“Cheaper Than Dirt! is suspending online sales of firearms effective immediately. We are reviewing our policy internally, and will continue to be the leader in the outdoor industry with our full line of gear and accessories.”
Which then got about 12,000 angry comments telling them what they can put where and how far up it should go, and so on. So they regrouped, revising their statement to say this.
“Cheaper Than Dirt! has temporarily suspended online sales of firearms.
“As a long time supporter of the Second Amendment, Cheaper Than Dirt! will continue to promote the safe and responsible use of firearms by law abiding customers. During this temporary suspension, we will review our policies and promotions.”
Their website reflects these statements, too. It’s not like they can say their Facebook page got hacked.
So after another 5,000-plus text-based middle fingers, it’s safe to say that Cheaper than Dirt’s unexpected announcements will lead to some loss of business.
Cheaper than Dirt has always had OK prices, perhaps not the lowest but also not the highest, sometimes stiff shipping rates, but their expansive inventory, up-to-date website, and even online content through their blog and forum have made them a significant presence in the gun community.
Because their announcement so closely follows the Sandy Hooke Elementary shooting, many people have jumped to the conclusion that it’s massacre-related, following the pattern set by several companies who have altered their businesses since the shooting.

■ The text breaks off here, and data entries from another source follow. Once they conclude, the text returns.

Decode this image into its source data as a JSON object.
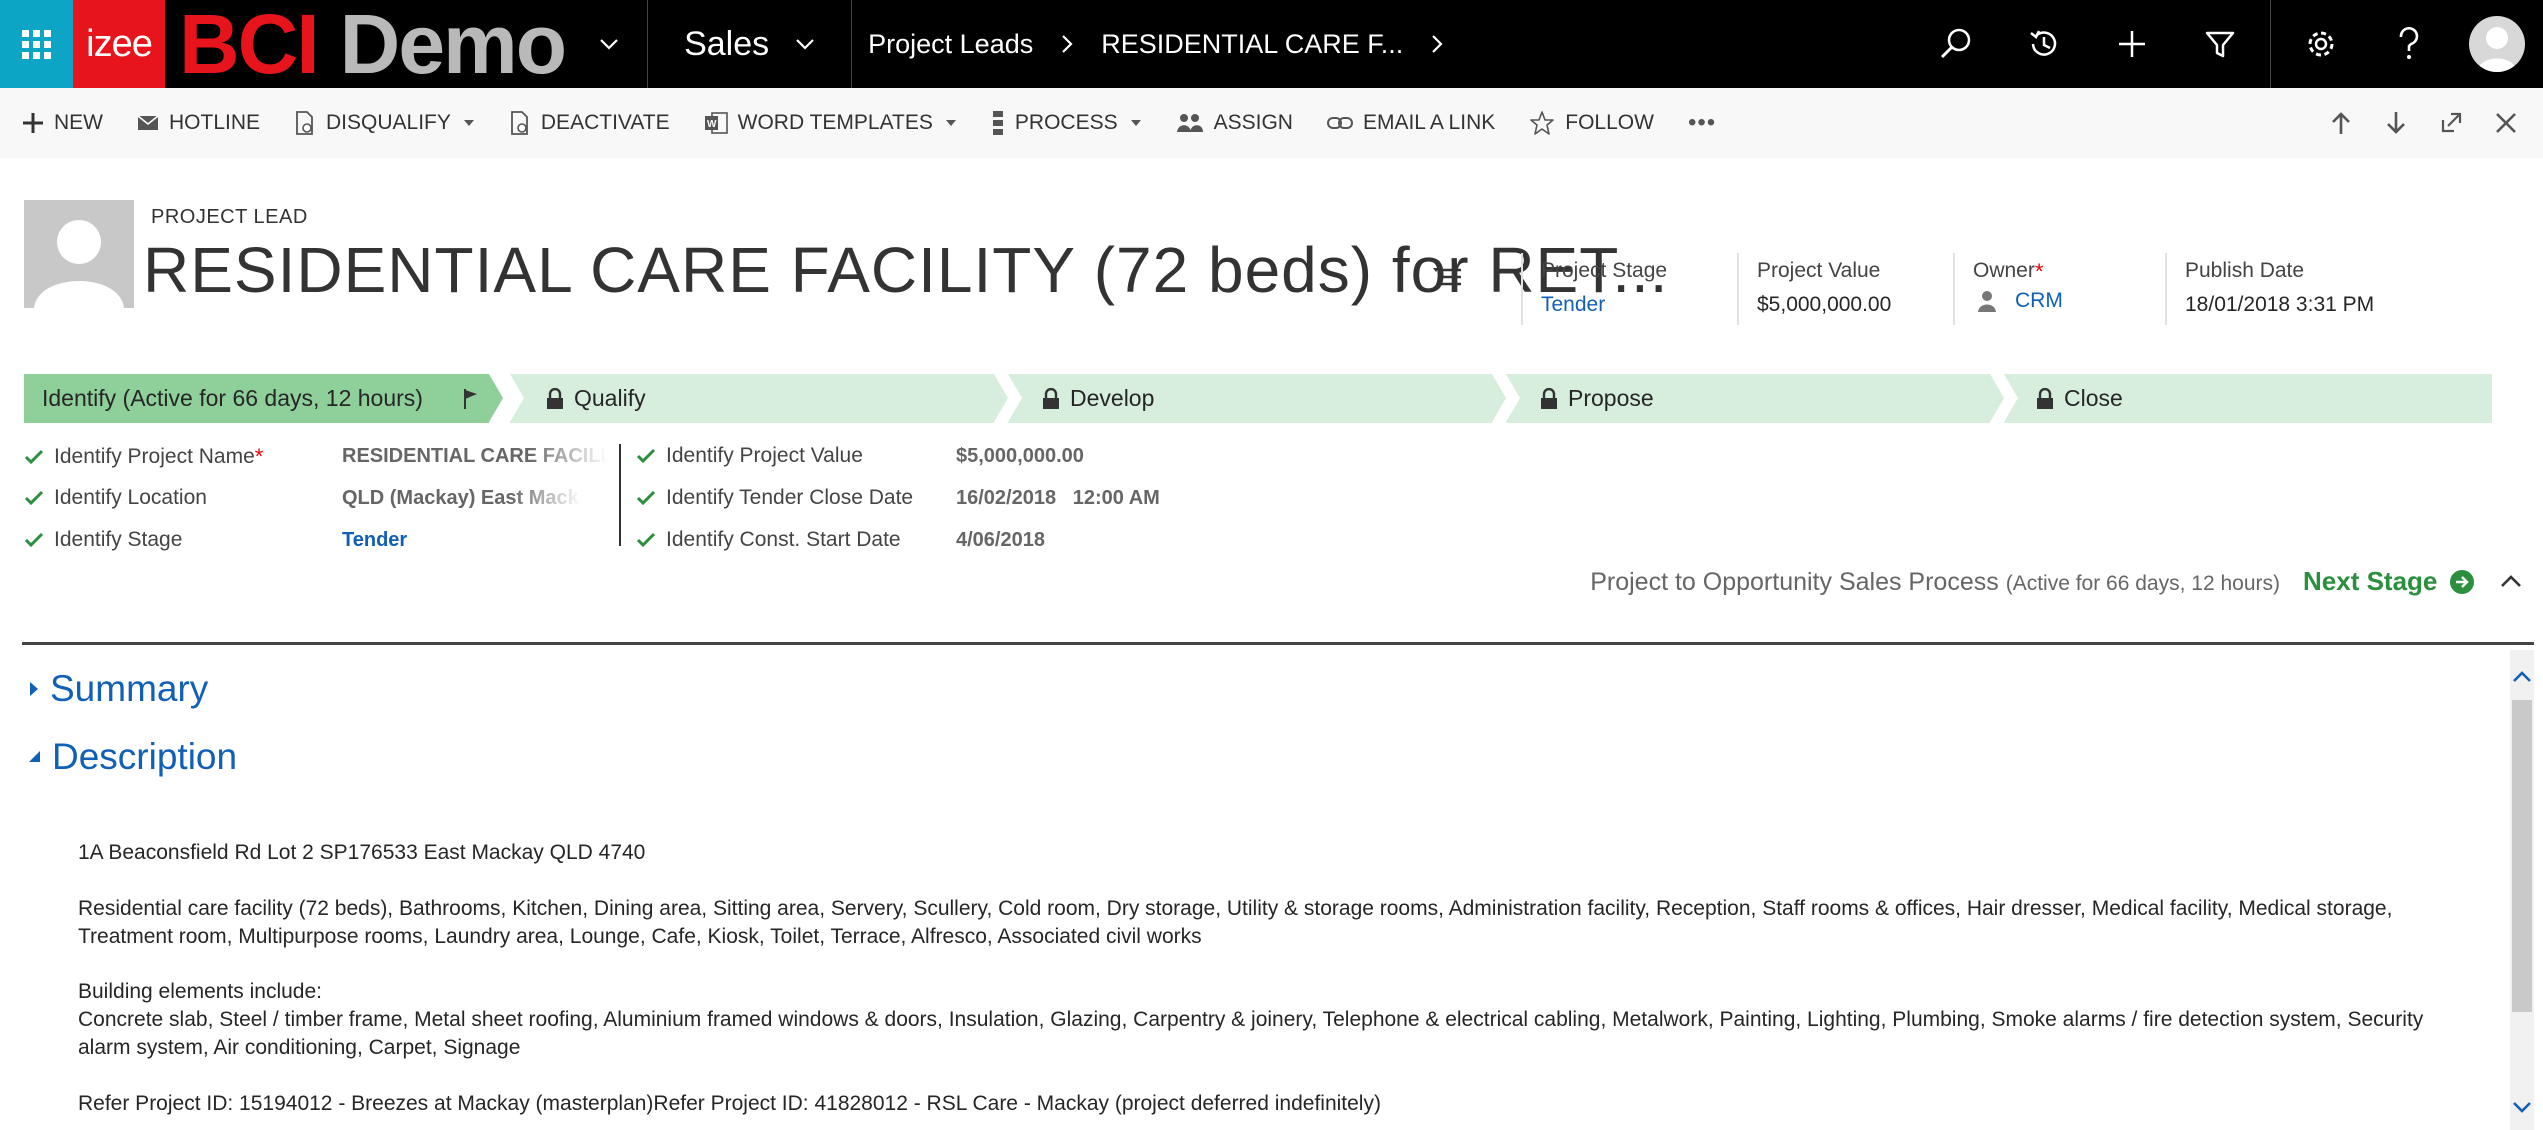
{
  "topnav": {
    "logo_izee": "izee",
    "logo_bci": "BCI",
    "logo_demo": "Demo",
    "area": "Sales",
    "breadcrumb": [
      "Project Leads",
      "RESIDENTIAL CARE F..."
    ]
  },
  "commands": {
    "new": "NEW",
    "hotline": "HOTLINE",
    "disqualify": "DISQUALIFY",
    "deactivate": "DEACTIVATE",
    "word_templates": "WORD TEMPLATES",
    "process": "PROCESS",
    "assign": "ASSIGN",
    "email_link": "EMAIL A LINK",
    "follow": "FOLLOW",
    "more": "•••"
  },
  "header": {
    "entity": "PROJECT LEAD",
    "title": "RESIDENTIAL CARE FACILITY (72 beds) for RET...",
    "fields": {
      "stage_label": "Project Stage",
      "stage_value": "Tender",
      "value_label": "Project Value",
      "value_value": "$5,000,000.00",
      "owner_label": "Owner",
      "owner_required": "*",
      "owner_value": "CRM",
      "publish_label": "Publish Date",
      "publish_value": "18/01/2018   3:31 PM"
    }
  },
  "process": {
    "stages": [
      "Identify (Active for 66 days, 12 hours)",
      "Qualify",
      "Develop",
      "Propose",
      "Close"
    ],
    "fields_left": [
      {
        "label": "Identify Project Name",
        "required": "*",
        "value": "RESIDENTIAL CARE FACILITY"
      },
      {
        "label": "Identify Location",
        "value": "QLD (Mackay) East Mackay"
      },
      {
        "label": "Identify Stage",
        "value": "Tender"
      }
    ],
    "fields_right": [
      {
        "label": "Identify Project Value",
        "value": "$5,000,000.00"
      },
      {
        "label": "Identify Tender Close Date",
        "value": "16/02/2018   12:00 AM"
      },
      {
        "label": "Identify Const. Start Date",
        "value": "4/06/2018"
      }
    ],
    "name": "Project to Opportunity Sales Process",
    "active": "(Active for 66 days, 12 hours)",
    "next_stage": "Next Stage"
  },
  "sections": {
    "summary": "Summary",
    "description": "Description"
  },
  "description": {
    "address": "1A Beaconsfield Rd Lot 2 SP176533 East Mackay QLD 4740",
    "facility": "Residential care facility (72 beds), Bathrooms, Kitchen, Dining area, Sitting area, Servery, Scullery, Cold room, Dry storage, Utility & storage rooms, Administration facility, Reception, Staff rooms & offices, Hair dresser, Medical facility, Medical storage, Treatment room, Multipurpose rooms, Laundry area, Lounge, Cafe, Kiosk, Toilet, Terrace, Alfresco, Associated civil works",
    "elements_heading": "Building elements include:",
    "elements": "Concrete slab, Steel / timber frame, Metal sheet roofing, Aluminium framed windows & doors, Insulation, Glazing, Carpentry & joinery, Telephone & electrical cabling, Metalwork, Painting, Lighting, Plumbing, Smoke alarms / fire detection system, Security alarm system, Air conditioning, Carpet, Signage",
    "refer": "Refer Project ID: 15194012 - Breezes at Mackay (masterplan)Refer Project ID: 41828012 - RSL Care - Mackay (project deferred indefinitely)"
  }
}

But this isn’t quite the same as temporarily pulling a handful of products that are currently at the center of a controversial, what’s the word, shitstorm, this is Cheaper than Dirt potentially cutting off a major source of revenue, not just by refusing to sell guns online, but with the ensuing loss of customers, people who have pledged never to do business with Cheaper than Dirt again, not even for the stuff they’ll continue to sell online.

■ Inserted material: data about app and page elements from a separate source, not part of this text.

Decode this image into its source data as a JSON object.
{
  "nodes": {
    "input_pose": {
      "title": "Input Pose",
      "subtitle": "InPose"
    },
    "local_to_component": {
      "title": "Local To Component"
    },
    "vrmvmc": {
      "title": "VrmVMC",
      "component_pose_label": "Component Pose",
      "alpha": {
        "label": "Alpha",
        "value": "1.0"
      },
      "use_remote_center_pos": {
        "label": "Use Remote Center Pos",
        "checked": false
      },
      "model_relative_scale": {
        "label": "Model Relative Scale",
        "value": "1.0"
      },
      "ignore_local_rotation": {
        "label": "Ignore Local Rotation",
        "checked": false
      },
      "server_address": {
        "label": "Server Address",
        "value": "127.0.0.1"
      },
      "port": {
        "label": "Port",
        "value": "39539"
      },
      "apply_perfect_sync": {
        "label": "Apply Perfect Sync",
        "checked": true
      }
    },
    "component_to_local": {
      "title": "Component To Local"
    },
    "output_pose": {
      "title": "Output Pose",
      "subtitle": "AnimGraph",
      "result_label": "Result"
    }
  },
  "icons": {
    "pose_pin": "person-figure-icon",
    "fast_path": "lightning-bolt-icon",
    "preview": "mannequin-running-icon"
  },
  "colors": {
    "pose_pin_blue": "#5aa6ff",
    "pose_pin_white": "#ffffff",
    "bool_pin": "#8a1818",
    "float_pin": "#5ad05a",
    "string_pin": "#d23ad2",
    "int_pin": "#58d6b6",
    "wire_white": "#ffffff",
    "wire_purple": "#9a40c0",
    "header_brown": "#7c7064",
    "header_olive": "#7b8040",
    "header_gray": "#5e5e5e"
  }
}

People are still asking themselves why. Again, this is considerable income, so why pull out? Some people are saying that Cheaper than Dirt may be somehow involved with the Sandy Hook shooting spree, that maybe they sold guns or accessories to Nancy Lanza, owner of the (legally-purchased) firearms used in the shooting, and first victim of the spree. It’s a compelling theory, but still just a theory.
Even if they go back to their former policy, their recent practice of exorbitant prices on magazines has seriously tarnished their reputation. So not only are they fair-weather supporters of the Second Amendment, they’re over-charging people and taking advantage of politics, using fear to drive business. That’s notoriety that will not wash away easily.
They’ve added insult to injury and are likely to suffer for it. There will always be other online stores to step in and do that business for them. Magpul has even come forward and condemned Cheaper than Dirt for selling their magazines at prices that could damage the value of their product.
We understand that people want magazines and guns and ammo and everything else. That there is a large call to attack guns and the civil rights of millions. It’s natural to act on instinct and snap up guns and accessories at the first opportunity. But panic buying, just as price-gouging, hurts gun owners. It drives up prices where they will stay high for longer, something that we saw in 2008 after the previous presidential election. Gouging prices isn’t the only thing to hurt gun ownership right now, that’s just one side of the coin. The other is panic buying.
Time is of the essence, and we’re not saying don’t get some Pmags, yes, buy some Pmags, the Gen M3 ones are super-sweet. Just consider donating a magazine or two’s worth of cash to gun rights organizations. Not only does this allay panic, it will help prevent the need for future panic.
If even a fraction of gun owners donate, we’re talking about tens and hundreds of millions of dollars. The next time you find yourself shopping online, ask yourself if you need two more magazines, or if you can put it off for a little while and send that money to the NRA, the NRA-ILA, the Second Amendment Foundation, or the Heller Foundation.
You have choices. You can stockpile, and you can fight. They’re not mutually exclusive.
Do a little of both.
UPDATE: As of 12-noon Wednesday Dec. 19, Cheaper than Dirt announced they will resume online sales of firearms once they update and improve their process.